= Beginning of Section =

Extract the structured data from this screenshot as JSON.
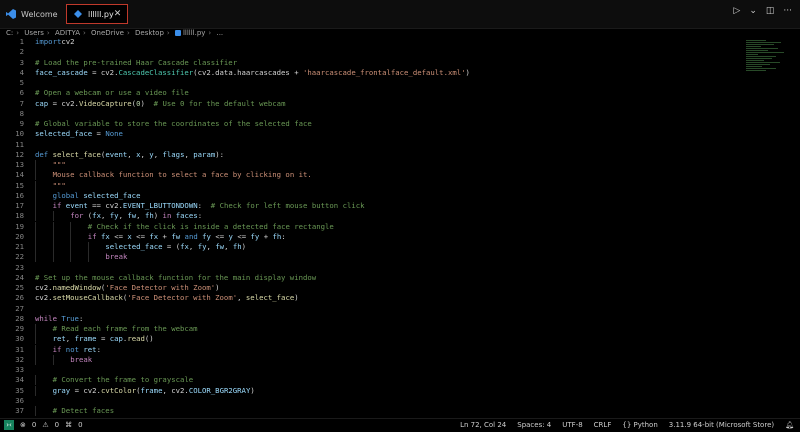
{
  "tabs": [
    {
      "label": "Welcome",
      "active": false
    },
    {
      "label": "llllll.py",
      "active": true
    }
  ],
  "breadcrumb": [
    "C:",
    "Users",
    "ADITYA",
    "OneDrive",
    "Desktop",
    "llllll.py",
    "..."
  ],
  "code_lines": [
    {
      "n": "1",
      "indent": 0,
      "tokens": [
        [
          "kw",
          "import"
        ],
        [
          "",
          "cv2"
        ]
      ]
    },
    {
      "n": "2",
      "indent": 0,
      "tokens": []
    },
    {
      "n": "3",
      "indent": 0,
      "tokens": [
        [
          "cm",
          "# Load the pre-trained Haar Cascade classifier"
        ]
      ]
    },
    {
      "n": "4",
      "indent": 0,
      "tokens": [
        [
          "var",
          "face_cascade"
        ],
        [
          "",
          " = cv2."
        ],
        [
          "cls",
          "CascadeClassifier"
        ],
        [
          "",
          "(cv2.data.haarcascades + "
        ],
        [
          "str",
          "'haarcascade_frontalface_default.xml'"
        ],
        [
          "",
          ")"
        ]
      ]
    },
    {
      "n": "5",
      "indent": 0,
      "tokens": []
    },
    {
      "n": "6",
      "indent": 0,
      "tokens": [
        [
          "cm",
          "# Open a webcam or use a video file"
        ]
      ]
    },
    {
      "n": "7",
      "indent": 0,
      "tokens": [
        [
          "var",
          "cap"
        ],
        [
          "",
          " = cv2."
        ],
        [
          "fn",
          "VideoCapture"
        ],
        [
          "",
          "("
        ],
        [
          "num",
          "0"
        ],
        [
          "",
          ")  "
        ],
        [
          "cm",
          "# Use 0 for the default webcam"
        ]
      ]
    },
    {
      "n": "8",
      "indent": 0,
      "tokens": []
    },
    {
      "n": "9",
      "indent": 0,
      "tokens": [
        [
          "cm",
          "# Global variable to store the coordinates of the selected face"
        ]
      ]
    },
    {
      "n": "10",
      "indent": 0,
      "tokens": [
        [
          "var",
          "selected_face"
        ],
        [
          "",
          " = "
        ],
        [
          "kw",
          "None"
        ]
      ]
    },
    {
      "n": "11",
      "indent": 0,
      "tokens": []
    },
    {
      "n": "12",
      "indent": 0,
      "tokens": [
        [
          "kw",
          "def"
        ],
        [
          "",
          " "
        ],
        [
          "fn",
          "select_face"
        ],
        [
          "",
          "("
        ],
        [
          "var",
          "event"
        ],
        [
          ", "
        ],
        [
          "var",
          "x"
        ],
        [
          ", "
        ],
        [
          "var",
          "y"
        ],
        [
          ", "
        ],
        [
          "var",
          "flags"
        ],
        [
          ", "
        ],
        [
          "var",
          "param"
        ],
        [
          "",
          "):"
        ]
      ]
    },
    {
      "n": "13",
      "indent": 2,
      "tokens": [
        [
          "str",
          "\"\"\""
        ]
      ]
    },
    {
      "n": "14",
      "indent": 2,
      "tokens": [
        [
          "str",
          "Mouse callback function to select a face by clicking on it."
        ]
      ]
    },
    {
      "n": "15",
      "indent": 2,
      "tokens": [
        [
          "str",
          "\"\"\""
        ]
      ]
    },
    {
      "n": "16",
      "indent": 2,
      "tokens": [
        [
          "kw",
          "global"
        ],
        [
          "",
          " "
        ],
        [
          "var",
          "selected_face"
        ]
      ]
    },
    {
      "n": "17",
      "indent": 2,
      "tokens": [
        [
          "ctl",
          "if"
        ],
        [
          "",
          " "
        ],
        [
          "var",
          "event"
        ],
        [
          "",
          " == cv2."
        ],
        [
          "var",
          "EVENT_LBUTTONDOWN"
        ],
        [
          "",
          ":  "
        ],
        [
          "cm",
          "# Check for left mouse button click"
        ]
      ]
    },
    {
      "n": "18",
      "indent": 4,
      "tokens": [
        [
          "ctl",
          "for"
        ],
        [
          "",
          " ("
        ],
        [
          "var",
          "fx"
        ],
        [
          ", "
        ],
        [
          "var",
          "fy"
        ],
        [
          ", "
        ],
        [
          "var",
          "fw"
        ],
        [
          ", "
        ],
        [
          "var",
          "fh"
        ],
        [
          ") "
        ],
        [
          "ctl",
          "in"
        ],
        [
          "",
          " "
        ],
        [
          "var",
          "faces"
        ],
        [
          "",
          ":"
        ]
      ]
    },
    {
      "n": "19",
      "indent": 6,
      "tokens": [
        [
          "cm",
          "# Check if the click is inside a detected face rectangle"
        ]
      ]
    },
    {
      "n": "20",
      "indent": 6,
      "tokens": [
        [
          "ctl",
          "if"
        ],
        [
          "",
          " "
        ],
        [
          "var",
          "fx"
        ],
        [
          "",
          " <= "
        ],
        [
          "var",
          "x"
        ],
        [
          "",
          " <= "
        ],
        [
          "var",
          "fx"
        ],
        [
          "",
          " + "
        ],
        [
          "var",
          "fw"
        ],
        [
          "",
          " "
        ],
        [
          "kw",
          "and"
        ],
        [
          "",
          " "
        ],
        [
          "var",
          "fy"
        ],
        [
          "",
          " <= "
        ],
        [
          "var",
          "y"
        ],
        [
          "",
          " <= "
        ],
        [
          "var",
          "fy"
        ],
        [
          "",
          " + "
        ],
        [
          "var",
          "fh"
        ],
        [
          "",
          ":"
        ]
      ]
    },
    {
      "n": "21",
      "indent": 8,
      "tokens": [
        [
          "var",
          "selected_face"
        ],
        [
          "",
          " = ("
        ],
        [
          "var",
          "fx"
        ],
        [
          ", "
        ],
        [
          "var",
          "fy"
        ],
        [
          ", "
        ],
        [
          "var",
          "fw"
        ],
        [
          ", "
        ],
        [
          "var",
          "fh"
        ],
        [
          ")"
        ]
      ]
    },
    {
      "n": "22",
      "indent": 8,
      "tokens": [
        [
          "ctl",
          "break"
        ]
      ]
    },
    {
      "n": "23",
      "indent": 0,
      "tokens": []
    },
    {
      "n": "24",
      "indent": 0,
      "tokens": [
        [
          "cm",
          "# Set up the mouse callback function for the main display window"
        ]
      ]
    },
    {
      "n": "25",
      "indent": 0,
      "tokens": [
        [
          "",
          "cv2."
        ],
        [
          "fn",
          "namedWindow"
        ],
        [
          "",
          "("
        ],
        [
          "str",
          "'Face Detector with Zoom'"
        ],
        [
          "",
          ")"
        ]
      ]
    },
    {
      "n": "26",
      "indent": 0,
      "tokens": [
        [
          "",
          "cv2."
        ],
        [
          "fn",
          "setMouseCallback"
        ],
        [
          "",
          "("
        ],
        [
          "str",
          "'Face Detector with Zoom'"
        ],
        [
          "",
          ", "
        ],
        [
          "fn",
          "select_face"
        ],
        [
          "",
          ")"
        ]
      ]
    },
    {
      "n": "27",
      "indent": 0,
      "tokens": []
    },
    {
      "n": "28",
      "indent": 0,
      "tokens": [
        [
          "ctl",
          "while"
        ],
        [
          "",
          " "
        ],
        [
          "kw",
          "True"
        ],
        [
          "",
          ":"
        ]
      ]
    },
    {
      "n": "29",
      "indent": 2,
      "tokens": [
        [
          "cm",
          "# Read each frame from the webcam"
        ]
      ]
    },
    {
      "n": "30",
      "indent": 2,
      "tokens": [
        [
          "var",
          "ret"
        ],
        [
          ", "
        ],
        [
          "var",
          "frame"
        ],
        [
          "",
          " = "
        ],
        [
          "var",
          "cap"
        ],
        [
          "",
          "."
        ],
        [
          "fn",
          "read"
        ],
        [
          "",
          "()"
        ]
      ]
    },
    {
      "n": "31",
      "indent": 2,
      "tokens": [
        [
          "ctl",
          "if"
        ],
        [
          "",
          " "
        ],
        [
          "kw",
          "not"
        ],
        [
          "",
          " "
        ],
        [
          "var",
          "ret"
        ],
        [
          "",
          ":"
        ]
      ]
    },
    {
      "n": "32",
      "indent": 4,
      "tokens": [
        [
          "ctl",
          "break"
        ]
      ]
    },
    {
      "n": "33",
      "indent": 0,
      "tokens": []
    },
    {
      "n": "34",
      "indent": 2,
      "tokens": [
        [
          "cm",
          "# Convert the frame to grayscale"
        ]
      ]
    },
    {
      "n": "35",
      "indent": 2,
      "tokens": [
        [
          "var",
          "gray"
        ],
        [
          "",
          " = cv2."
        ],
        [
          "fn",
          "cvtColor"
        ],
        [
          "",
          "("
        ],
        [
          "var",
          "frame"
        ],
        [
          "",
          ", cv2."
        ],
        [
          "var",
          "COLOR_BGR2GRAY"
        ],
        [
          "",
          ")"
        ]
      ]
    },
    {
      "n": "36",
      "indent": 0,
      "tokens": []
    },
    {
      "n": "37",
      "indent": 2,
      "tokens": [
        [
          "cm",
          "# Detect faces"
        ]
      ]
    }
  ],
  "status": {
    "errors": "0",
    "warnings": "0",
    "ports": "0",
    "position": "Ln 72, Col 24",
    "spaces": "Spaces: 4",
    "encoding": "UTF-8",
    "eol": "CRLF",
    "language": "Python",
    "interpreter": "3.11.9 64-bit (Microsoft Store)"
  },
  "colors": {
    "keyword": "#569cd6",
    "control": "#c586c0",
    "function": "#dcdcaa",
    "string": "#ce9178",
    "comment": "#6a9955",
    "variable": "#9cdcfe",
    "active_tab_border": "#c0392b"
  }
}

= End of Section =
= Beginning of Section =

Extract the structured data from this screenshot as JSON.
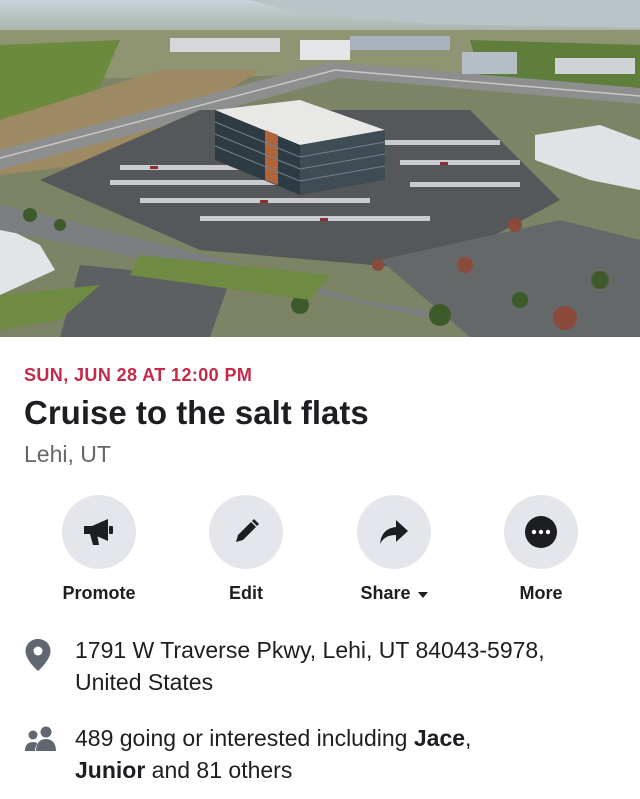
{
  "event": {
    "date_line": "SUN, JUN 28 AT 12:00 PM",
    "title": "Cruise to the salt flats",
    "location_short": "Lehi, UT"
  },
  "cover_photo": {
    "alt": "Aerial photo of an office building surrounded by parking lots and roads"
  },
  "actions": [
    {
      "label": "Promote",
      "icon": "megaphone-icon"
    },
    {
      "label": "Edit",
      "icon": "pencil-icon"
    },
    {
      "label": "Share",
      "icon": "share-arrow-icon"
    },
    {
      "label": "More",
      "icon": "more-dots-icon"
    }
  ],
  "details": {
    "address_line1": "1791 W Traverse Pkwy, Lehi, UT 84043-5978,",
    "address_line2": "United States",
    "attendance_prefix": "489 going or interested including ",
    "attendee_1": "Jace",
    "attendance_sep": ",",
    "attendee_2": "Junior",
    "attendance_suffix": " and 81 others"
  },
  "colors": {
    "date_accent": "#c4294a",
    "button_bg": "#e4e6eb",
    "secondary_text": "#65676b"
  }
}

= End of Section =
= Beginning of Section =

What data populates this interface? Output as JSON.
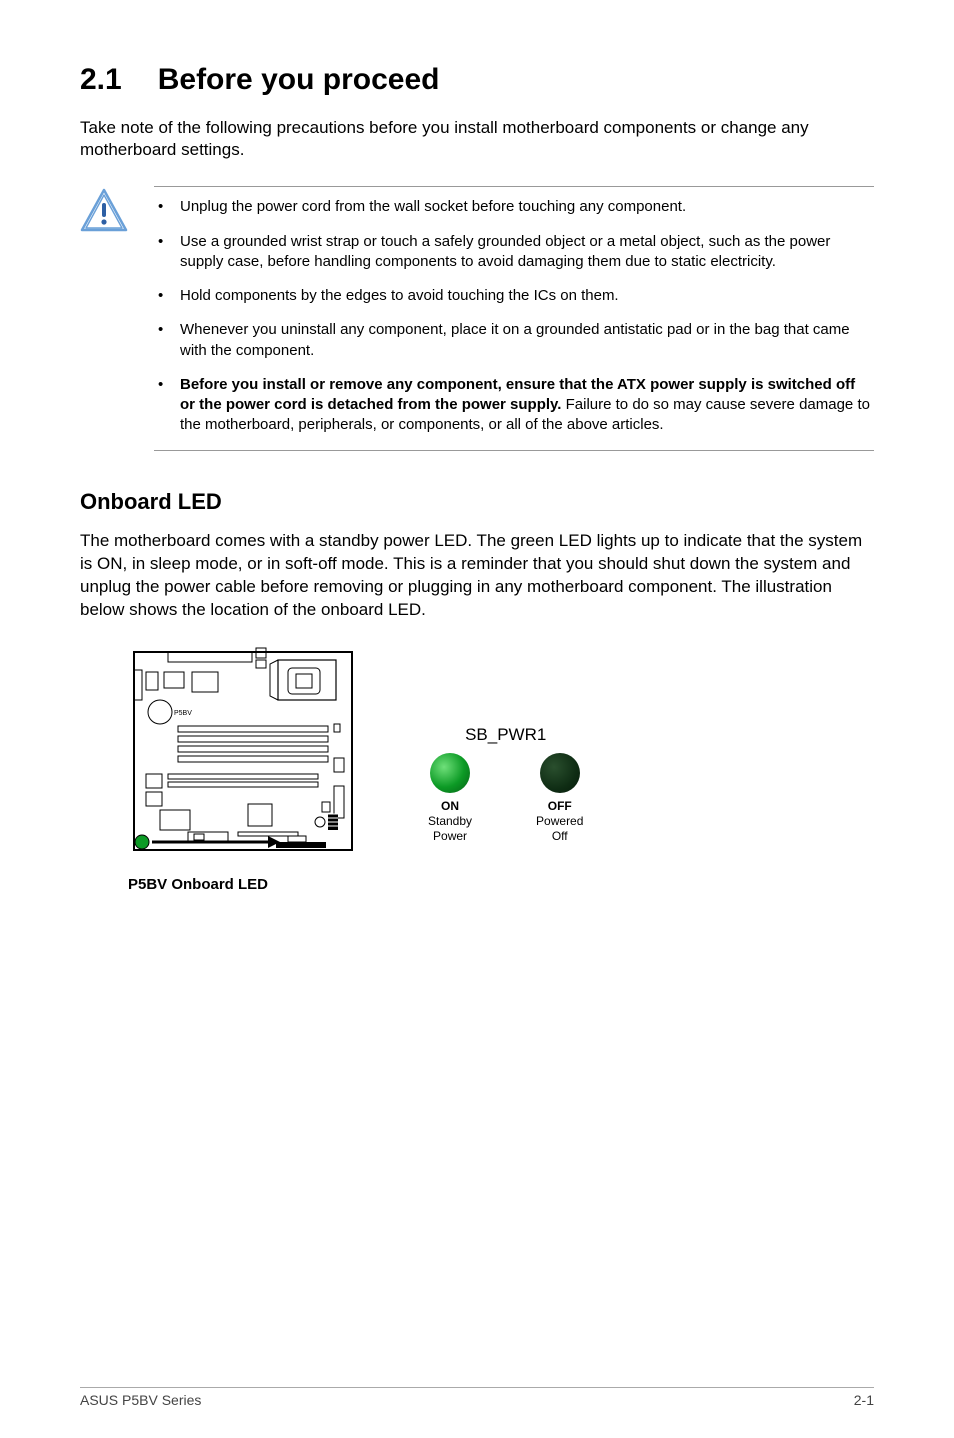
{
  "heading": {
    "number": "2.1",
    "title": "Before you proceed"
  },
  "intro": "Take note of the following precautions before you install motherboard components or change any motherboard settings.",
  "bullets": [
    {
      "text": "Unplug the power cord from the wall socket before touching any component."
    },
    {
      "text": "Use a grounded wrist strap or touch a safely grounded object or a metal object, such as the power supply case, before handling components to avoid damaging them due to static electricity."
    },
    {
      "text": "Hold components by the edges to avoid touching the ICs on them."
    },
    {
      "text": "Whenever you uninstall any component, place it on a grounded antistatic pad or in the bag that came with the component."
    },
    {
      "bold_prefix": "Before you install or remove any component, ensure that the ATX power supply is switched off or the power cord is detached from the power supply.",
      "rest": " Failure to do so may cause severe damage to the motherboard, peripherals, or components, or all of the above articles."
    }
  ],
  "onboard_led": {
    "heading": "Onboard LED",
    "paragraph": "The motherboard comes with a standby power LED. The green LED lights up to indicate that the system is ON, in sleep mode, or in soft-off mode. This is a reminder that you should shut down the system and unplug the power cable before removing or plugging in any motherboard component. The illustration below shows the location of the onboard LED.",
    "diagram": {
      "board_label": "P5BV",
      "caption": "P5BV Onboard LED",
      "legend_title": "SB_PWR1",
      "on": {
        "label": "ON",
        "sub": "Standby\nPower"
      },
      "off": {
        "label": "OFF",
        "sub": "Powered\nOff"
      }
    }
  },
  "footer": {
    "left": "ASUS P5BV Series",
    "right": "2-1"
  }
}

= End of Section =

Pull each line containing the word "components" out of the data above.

- _Solution to the exercise_:
  "intro": "Take note of the following precautions before you install motherboard components or change any motherboard settings.",
      "text": "Use a grounded wrist strap or touch a safely grounded object or a metal object, such as the power supply case, before handling components to avoid damaging them due to static electricity."
      "text": "Hold components by the edges to avoid touching the ICs on them."
      "rest": " Failure to do so may cause severe damage to the motherboard, peripherals, or components, or all of the above articles."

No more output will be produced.